SCARY STORIES: The range of strange creatures across Asia is a long one — from Japan’s oni, tengu, and yamanba to Sri Lanka’s raksha. Vengeful spirits, helpful ghosts, and everything in between can be found.
Refine the form
Everyone remembers a story in a different way; use your strengths to help you. If you are a visual learner, then map out the tale, draw scenes, or see it as an inner video. If you learn well by listening, then tape it and play it repeatedly, or read it aloud. If you move to learn, act out the tale and mime the setting. While you are learning the story, you will also be shaping its form. You might drop excess wordage or weak images while adding more places for dialogue, gesture, etc.
Consider the range of storytelling tools
Soon you will have in your mind and memory a version of the story that works for you. Now you can add the final polish to the story as you consider the following types of suggestions.
Find words that appeal to varied senses, and that truly paint word pictures. If telling from another culture, consider a few words from that language.
See if a sound effect or two will enrich your telling. Explore the possibility of character voices. Add a pause at times, and check that the rhythm of the telling is suitable.
Try out a gesture or two to define a character or to sculpt the setting for your audience.
Consider adding repetition of a sound, word, or phrase: for emphasis, to build drama, to stretch out a scene, or to add humor.
Use a beginning that hooks your listeners and an ending that leaves them satisfied.
Decide if music or a prop could be added, or if audience participation would enrich story.
Now that the story feels about right, tell it to a good friend, or into the tape recorder. Before and after you tell to others, use this list to (gently) critique your telling.
Is the story plot clear? Is tale told without hesitation?
How is the opening? Does it interest listeners? Is the closing strong enough and appropriate for the story? Is the story about the right length?
Is there descriptive language? Are there enough (but not too many) details?
Is there a place for a pause, to create suspense or to quicken interest? How is the timing and the rhythm of the told story?

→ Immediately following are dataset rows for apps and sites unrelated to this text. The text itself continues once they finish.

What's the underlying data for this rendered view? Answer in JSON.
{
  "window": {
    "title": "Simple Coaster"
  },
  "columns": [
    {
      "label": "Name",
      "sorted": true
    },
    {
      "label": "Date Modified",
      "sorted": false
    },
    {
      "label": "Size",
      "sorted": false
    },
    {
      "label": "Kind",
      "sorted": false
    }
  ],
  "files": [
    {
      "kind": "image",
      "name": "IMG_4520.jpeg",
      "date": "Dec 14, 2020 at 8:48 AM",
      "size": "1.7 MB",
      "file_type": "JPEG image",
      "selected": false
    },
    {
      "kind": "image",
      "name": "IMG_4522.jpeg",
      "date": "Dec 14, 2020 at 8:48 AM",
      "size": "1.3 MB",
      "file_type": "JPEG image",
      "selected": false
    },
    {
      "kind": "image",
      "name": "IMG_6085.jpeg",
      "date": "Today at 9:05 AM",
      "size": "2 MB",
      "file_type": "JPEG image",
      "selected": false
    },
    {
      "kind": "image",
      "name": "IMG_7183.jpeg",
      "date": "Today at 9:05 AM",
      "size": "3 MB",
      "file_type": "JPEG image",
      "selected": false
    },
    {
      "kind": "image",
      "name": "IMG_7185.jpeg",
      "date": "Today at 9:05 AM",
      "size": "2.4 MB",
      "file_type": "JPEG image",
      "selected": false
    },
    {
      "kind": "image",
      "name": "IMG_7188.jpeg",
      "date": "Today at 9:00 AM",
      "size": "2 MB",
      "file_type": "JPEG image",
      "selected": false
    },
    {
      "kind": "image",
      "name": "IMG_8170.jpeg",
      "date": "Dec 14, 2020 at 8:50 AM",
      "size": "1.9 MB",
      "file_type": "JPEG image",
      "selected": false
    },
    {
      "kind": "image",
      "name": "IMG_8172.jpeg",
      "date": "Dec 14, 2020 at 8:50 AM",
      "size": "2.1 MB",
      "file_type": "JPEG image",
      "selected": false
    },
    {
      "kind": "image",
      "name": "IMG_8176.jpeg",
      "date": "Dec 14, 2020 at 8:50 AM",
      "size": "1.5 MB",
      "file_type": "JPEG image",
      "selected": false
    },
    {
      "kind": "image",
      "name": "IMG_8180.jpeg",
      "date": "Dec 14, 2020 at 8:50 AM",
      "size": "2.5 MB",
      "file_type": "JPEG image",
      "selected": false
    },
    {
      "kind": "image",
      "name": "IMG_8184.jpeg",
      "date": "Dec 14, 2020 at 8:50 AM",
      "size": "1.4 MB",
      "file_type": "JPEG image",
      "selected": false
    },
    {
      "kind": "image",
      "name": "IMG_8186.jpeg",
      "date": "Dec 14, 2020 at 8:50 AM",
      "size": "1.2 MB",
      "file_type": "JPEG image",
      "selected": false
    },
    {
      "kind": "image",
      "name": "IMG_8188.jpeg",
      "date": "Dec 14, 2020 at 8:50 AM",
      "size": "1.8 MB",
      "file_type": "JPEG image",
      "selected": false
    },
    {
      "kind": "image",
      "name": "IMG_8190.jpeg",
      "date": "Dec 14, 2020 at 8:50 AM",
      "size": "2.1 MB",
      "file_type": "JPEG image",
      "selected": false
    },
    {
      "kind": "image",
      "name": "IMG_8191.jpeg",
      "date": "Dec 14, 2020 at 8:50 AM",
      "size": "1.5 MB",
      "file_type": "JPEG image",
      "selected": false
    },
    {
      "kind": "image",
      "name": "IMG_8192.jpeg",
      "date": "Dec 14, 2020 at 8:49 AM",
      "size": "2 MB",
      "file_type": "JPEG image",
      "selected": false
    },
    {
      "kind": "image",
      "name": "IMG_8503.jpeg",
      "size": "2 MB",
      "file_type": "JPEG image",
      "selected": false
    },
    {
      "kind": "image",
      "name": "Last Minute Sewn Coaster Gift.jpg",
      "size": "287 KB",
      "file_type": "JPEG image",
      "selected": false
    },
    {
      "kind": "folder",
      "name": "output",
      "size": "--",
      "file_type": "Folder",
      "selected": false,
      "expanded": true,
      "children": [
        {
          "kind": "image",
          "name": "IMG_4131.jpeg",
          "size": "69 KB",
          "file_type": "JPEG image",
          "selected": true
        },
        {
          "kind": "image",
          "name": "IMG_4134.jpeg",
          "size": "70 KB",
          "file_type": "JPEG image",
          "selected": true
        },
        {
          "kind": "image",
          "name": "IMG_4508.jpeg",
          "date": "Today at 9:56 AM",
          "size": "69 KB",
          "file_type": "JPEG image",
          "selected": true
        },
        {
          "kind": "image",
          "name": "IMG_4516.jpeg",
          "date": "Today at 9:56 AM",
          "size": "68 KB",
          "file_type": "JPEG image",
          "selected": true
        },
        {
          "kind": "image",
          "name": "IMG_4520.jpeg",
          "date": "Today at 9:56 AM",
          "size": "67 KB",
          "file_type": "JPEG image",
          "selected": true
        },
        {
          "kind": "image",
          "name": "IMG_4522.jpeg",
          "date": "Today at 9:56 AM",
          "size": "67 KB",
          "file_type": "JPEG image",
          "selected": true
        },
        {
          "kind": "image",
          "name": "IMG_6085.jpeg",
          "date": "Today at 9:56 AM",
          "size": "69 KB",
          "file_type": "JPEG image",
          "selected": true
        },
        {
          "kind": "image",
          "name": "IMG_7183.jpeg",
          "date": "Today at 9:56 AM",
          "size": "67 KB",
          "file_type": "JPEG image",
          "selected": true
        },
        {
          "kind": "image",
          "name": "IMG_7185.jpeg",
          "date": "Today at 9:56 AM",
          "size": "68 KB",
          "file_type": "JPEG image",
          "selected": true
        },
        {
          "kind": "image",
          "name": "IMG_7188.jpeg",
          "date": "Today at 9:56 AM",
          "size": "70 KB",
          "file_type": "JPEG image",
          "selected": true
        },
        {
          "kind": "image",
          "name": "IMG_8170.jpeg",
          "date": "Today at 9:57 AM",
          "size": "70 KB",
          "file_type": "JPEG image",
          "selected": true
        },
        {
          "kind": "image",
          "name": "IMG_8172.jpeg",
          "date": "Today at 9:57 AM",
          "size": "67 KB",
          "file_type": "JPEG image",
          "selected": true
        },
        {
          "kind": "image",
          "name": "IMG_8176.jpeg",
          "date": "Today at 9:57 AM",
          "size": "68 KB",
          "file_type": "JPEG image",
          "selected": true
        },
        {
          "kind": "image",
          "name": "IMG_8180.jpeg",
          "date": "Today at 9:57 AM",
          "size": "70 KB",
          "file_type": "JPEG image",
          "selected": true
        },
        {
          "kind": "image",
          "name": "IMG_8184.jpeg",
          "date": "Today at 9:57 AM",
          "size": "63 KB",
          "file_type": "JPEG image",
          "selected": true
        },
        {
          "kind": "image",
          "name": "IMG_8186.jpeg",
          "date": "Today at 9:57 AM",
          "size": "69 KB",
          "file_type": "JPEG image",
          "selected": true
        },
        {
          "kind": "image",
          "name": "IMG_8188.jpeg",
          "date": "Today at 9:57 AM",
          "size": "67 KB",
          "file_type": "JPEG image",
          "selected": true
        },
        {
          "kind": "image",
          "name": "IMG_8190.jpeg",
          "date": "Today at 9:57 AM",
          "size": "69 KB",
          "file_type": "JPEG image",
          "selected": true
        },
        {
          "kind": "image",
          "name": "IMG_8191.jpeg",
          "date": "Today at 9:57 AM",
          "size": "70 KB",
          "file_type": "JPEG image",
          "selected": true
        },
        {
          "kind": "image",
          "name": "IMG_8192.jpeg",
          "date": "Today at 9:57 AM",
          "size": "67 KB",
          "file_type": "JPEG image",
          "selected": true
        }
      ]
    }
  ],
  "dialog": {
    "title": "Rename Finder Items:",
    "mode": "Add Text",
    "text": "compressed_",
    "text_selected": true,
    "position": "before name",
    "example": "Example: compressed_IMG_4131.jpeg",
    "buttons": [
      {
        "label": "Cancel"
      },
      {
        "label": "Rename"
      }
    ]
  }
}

Could character voices be used? Should more dialogue be added? Does voice share feelings at times? Does it have interest: with changes in volume, texture, pitch, inflection, etc.? Is speech clear and easy to follow? Are sound effects used well?
Are gestures/ expressions — of face, hands, whole body — used? Do they add or distract?
Is eye contact made with audience? Is teller sensitive to listeners’ responses?
Is repetition used — of gesture, phrase, word, sound? Could it be added?
Is there any audience participation: a question asked, a song sung, a clap shared? If music or props are used, do they help story or simply distract the listeners?
Before you start telling to an audience, check the setting. Dim the lights, if possible. Have audience close to you, perhaps on the floor. Try to reduce background noises. Put up decorations and make the setting attractive. Create an atmosphere that is comfortable and inviting. If time allows, plan for a snack for all to share after the telling.
As you prepare to tell, relax! Remember that getting up to talk in front of a group is a challenge. To calm nerves try deep breathing, laughter, a pep talk, a good stretch, or a quiet moment thinking about the story.
Respond to the audience
Know that the audience is on your side. They do want to hear a story, and they are not judging you. Even if you make a mistake or two, they won’t mind. In fact, they probably won’t even notice unless you make a big deal and stop the story or start crying! If you’re telling to very little ones who love to talk, too, find gentle ways to quiet them with a look or a gesture, so that you can finish the tale. Be sensitive to the audience, pause slightly when they laugh, look for friendly faces to return to, and watch for restless signals that the story is getting a bit too long. Relax and enjoy yourself, then start learning your next story....